     ii.        The level of control which the municipality wants to retain.
    iii.        How much risk needs to be transferred to the private sector, and
    iv.        Whether capital and expertise is needed from another party.
Output from Stage (v)
·         Identify the capital and timing for investment required by the first portfolio of projects for investment.
·         Consider advantages of PPP funding (including greater democracy as payment would normally be spread over more than one administration).
·         Prepare business cases for PPP Canada and the New Building Canada funding.
·         Enter PPP scenarios in the financial model.
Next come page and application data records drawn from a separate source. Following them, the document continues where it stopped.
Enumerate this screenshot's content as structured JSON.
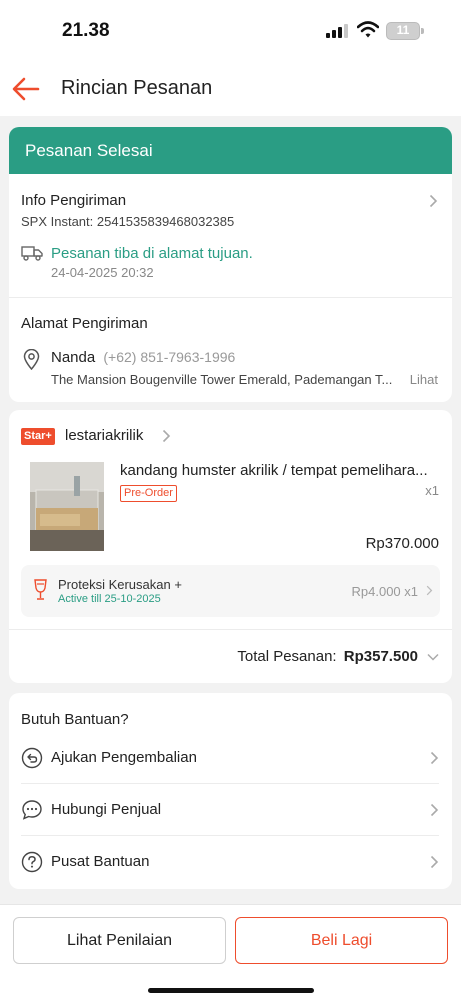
{
  "status_bar": {
    "time": "21.38",
    "battery": "11"
  },
  "header": {
    "title": "Rincian Pesanan"
  },
  "order_status": {
    "label": "Pesanan Selesai"
  },
  "shipping_info": {
    "title": "Info Pengiriman",
    "tracking": "SPX Instant: 2541535839468032385",
    "event": "Pesanan tiba di alamat tujuan.",
    "event_time": "24-04-2025 20:32"
  },
  "address": {
    "title": "Alamat Pengiriman",
    "name": "Nanda",
    "phone": "(+62) 851-7963-1996",
    "line": "The Mansion Bougenville Tower Emerald, Pademangan T...",
    "more_label": "Lihat"
  },
  "shop": {
    "badge": "Star+",
    "name": "lestariakrilik",
    "product": {
      "title": "kandang humster akrilik / tempat pemelihara...",
      "tag": "Pre-Order",
      "qty": "x1",
      "price": "Rp370.000"
    },
    "protection": {
      "title": "Proteksi Kerusakan +",
      "validity": "Active till 25-10-2025",
      "price": "Rp4.000 x1"
    },
    "total_label": "Total Pesanan:",
    "total_value": "Rp357.500"
  },
  "help": {
    "title": "Butuh Bantuan?",
    "items": [
      {
        "label": "Ajukan Pengembalian",
        "icon": "return-icon"
      },
      {
        "label": "Hubungi Penjual",
        "icon": "chat-icon"
      },
      {
        "label": "Pusat Bantuan",
        "icon": "help-icon"
      }
    ]
  },
  "actions": {
    "rate_label": "Lihat Penilaian",
    "buy_again_label": "Beli Lagi"
  },
  "colors": {
    "accent": "#ee4d2d",
    "status_green": "#2a9d84"
  }
}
vi) Make those who use the most pay the most and explore funding from outside government

On the supply side of the equation, it is reasonable to look at who pays for the services through taxation or direct charging.  Where there is a reasonable case for collecting higher subsidies from identified service users, this should be explored.  The ability for the service user to pay would also need to be considered, particularly if they are a private citizen.  Some examples are supplied below:
Asset Class
Service User
Basis for Direct Payment
Type of Direct Payment
Arterial Road
Heavy Good Vehicles delivering to a specific construction site
Sole user of road with heavy wear and tear
Quarterly payment of a toll for duration of the works
Light Rail
Passengers (without senior or youth privileges)
There could be a level of subsidy at least from PPP Canada or the New Building Canada Fund of up to 25% of capital.  The additional funding would need to be met from those who use it, or the municipality, or a mixture of both with respect to a subsidised service
Fares and season tickets from passengers
All vehicles
There could be a level of subsidy from PPP Canada, or the New Building Canada Fund of up to 25% of capital.  The additional funding would need to be met from those who use it, or government sources including the municipality.
Tolls on vehicles calculated to take account of the relative levels of wear and tear
Conference Centre
Users other than the municipality
The service users would be accepting of a level of charging consistent with the market and quality of the facility.
Room or facility rental.  Charging for catering and hotel services (if applicable)
Library users of internet and computer services
These are services which are generally charged for by other providers
Single payment for one period of daily access
Vehicles parked in municipal areas of high congestion
An incentive not to drive into area of high congestion (given adequate public transport)
Charging by elapsed time
Output from Stage (vi)
·         Identify the justifiable additional income on top of direct subsidy from taxes.
·         Establish the optimum level or “sweet spot” for additional charging which does not depress demand and make the funding solution uneconomic.
·         Explore demand and non-taxation sources of funding in the financial model.
·         Develop specifications for the services taking account of viable, direct charging.

vii) Review

Effective asset planning is one of the key responsibilities of good municipal management. The process of optimisation of expenditure against the local priorities is essential but depends upon the collection of reliable input data and a robust methodology for modelling a variety of future scenarios. Where the access to capital is restricted beyond what is acceptable in the replacement cycle, Alternative Delivery Models should be explored. This is not difficult to do and should look at the viability of a PPP, in terms of whether enough risk can be transferred and whether there is market interest. A quantitative value for money analysis can be undertaken to confirm financial viability against traditional procurement. It is important to consider sources of funding from outside the Municipality’s resources, from the New Building Canada Fund, the PPP Canada Fund and also direct charging of service users. Scenarios for future investment should include different assumptions about all of these variables, so that the CAO and CFO can make informed and effective decisions.
Based in Ottawa, PETER BIRKBECK, Senior Manager, is with Deloitte’s Infrastructure Advisory & Project Finance practice. He can be reached at pebirkbeck [at] deloitte [dot] ca.